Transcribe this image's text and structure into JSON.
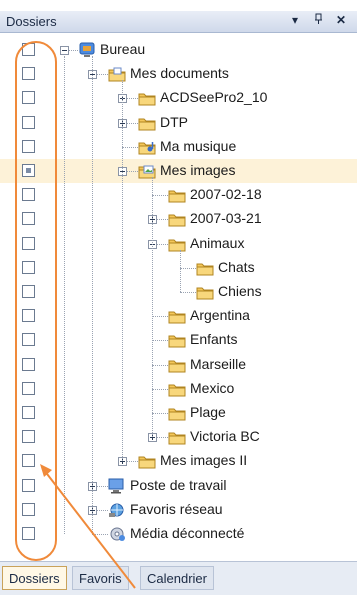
{
  "panel": {
    "title": "Dossiers",
    "buttons": {
      "dropdown": "▾",
      "pin": "ᵖ",
      "close": "✕"
    }
  },
  "tree": [
    {
      "label": "Bureau",
      "icon": "desktop-icon",
      "expander": "minus",
      "checkbox": "unchecked",
      "selected": false
    },
    {
      "label": "Mes documents",
      "icon": "documents-folder-icon",
      "expander": "minus",
      "checkbox": "unchecked",
      "selected": false
    },
    {
      "label": "ACDSeePro2_10",
      "icon": "folder-icon",
      "expander": "plus",
      "checkbox": "unchecked",
      "selected": false
    },
    {
      "label": "DTP",
      "icon": "folder-icon",
      "expander": "plus",
      "checkbox": "unchecked",
      "selected": false
    },
    {
      "label": "Ma musique",
      "icon": "music-folder-icon",
      "expander": "none",
      "checkbox": "unchecked",
      "selected": false
    },
    {
      "label": "Mes images",
      "icon": "pictures-folder-icon",
      "expander": "minus",
      "checkbox": "partial",
      "selected": true
    },
    {
      "label": "2007-02-18",
      "icon": "folder-icon",
      "expander": "none",
      "checkbox": "unchecked",
      "selected": false
    },
    {
      "label": "2007-03-21",
      "icon": "folder-icon",
      "expander": "plus",
      "checkbox": "unchecked",
      "selected": false
    },
    {
      "label": "Animaux",
      "icon": "folder-icon",
      "expander": "minus",
      "checkbox": "unchecked",
      "selected": false
    },
    {
      "label": "Chats",
      "icon": "folder-icon",
      "expander": "none",
      "checkbox": "unchecked",
      "selected": false
    },
    {
      "label": "Chiens",
      "icon": "folder-icon",
      "expander": "none",
      "checkbox": "unchecked",
      "selected": false
    },
    {
      "label": "Argentina",
      "icon": "folder-icon",
      "expander": "none",
      "checkbox": "unchecked",
      "selected": false
    },
    {
      "label": "Enfants",
      "icon": "folder-icon",
      "expander": "none",
      "checkbox": "unchecked",
      "selected": false
    },
    {
      "label": "Marseille",
      "icon": "folder-icon",
      "expander": "none",
      "checkbox": "unchecked",
      "selected": false
    },
    {
      "label": "Mexico",
      "icon": "folder-icon",
      "expander": "none",
      "checkbox": "unchecked",
      "selected": false
    },
    {
      "label": "Plage",
      "icon": "folder-icon",
      "expander": "none",
      "checkbox": "unchecked",
      "selected": false
    },
    {
      "label": "Victoria BC",
      "icon": "folder-icon",
      "expander": "plus",
      "checkbox": "unchecked",
      "selected": false
    },
    {
      "label": "Mes images II",
      "icon": "folder-icon",
      "expander": "plus",
      "checkbox": "unchecked",
      "selected": false
    },
    {
      "label": "Poste de travail",
      "icon": "computer-icon",
      "expander": "plus",
      "checkbox": "unchecked",
      "selected": false
    },
    {
      "label": "Favoris réseau",
      "icon": "network-icon",
      "expander": "plus",
      "checkbox": "unchecked",
      "selected": false
    },
    {
      "label": "Média déconnecté",
      "icon": "offline-media-icon",
      "expander": "none",
      "checkbox": "unchecked",
      "selected": false
    }
  ],
  "tabs": [
    {
      "label": "Dossiers",
      "active": true
    },
    {
      "label": "Favoris",
      "active": false
    },
    {
      "label": "Calendrier",
      "active": false
    }
  ],
  "colors": {
    "selection": "#fdf2d8",
    "annotation": "#f08a3a",
    "folder": "#f4c75a"
  }
}
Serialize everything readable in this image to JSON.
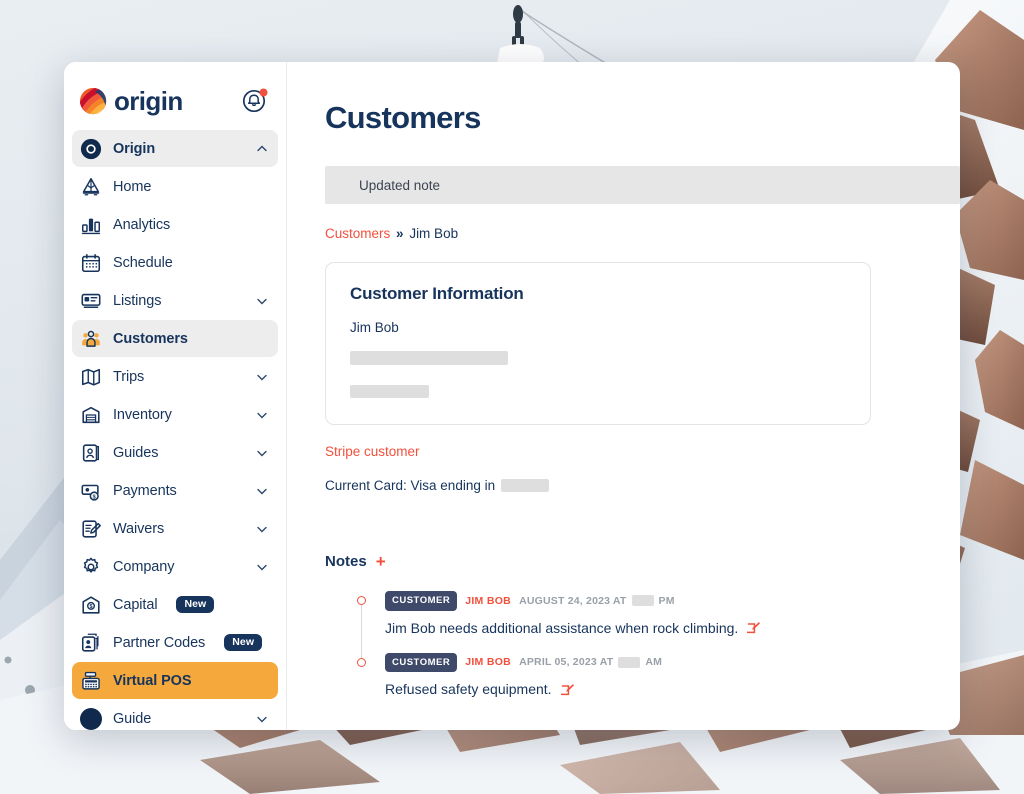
{
  "brand": {
    "word": "origin",
    "logo_icon": "origin-swirl-logo",
    "bell_icon": "notification-bell-icon",
    "colors": {
      "navy": "#17345c",
      "orange": "#f5a93d",
      "red": "#f1503c",
      "badge_slate": "#3f4a6b"
    }
  },
  "sidebar": {
    "items": [
      {
        "label": "Origin",
        "icon": "origin-circle-icon",
        "state": "header",
        "chevron": "up",
        "badge": null
      },
      {
        "label": "Home",
        "icon": "home-mountain-icon",
        "state": "normal",
        "chevron": null,
        "badge": null
      },
      {
        "label": "Analytics",
        "icon": "bar-chart-icon",
        "state": "normal",
        "chevron": null,
        "badge": null
      },
      {
        "label": "Schedule",
        "icon": "calendar-icon",
        "state": "normal",
        "chevron": null,
        "badge": null
      },
      {
        "label": "Listings",
        "icon": "listing-card-icon",
        "state": "normal",
        "chevron": "down",
        "badge": null
      },
      {
        "label": "Customers",
        "icon": "people-group-icon",
        "state": "active",
        "chevron": null,
        "badge": null
      },
      {
        "label": "Trips",
        "icon": "map-fold-icon",
        "state": "normal",
        "chevron": "down",
        "badge": null
      },
      {
        "label": "Inventory",
        "icon": "warehouse-icon",
        "state": "normal",
        "chevron": "down",
        "badge": null
      },
      {
        "label": "Guides",
        "icon": "id-card-person-icon",
        "state": "normal",
        "chevron": "down",
        "badge": null
      },
      {
        "label": "Payments",
        "icon": "money-bill-icon",
        "state": "normal",
        "chevron": "down",
        "badge": null
      },
      {
        "label": "Waivers",
        "icon": "document-pen-icon",
        "state": "normal",
        "chevron": "down",
        "badge": null
      },
      {
        "label": "Company",
        "icon": "gear-icon",
        "state": "normal",
        "chevron": "down",
        "badge": null
      },
      {
        "label": "Capital",
        "icon": "bank-dollar-icon",
        "state": "normal",
        "chevron": null,
        "badge": "New"
      },
      {
        "label": "Partner Codes",
        "icon": "cards-person-icon",
        "state": "normal",
        "chevron": null,
        "badge": "New"
      },
      {
        "label": "Virtual POS",
        "icon": "cash-register-icon",
        "state": "selected",
        "chevron": null,
        "badge": null
      },
      {
        "label": "Guide",
        "icon": "user-avatar-icon",
        "state": "normal",
        "chevron": "down",
        "badge": null
      }
    ]
  },
  "main": {
    "page_title": "Customers",
    "alert": {
      "text": "Updated note"
    },
    "breadcrumb": {
      "root": "Customers",
      "separator": "»",
      "current": "Jim Bob"
    },
    "customer_card": {
      "heading": "Customer Information",
      "name": "Jim Bob",
      "redacted_email_width": 158,
      "redacted_phone_width": 79
    },
    "stripe_link": "Stripe customer",
    "card_line": {
      "label": "Current Card: Visa ending in",
      "redacted_digits_width": 48
    },
    "notes": {
      "title": "Notes",
      "add_label": "+",
      "items": [
        {
          "tag": "CUSTOMER",
          "author": "JIM BOB",
          "date_prefix": "AUGUST 24, 2023 AT",
          "date_suffix": "PM",
          "body": "Jim Bob needs additional assistance when rock climbing.",
          "edit_icon": "edit-pencil-icon"
        },
        {
          "tag": "CUSTOMER",
          "author": "JIM BOB",
          "date_prefix": "APRIL 05, 2023 AT",
          "date_suffix": "AM",
          "body": "Refused safety equipment.",
          "edit_icon": "edit-pencil-icon"
        }
      ]
    }
  }
}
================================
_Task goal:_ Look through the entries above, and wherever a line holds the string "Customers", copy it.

_Your response:_
        "label": "Customers",
    "page_title": "Customers",
      "root": "Customers",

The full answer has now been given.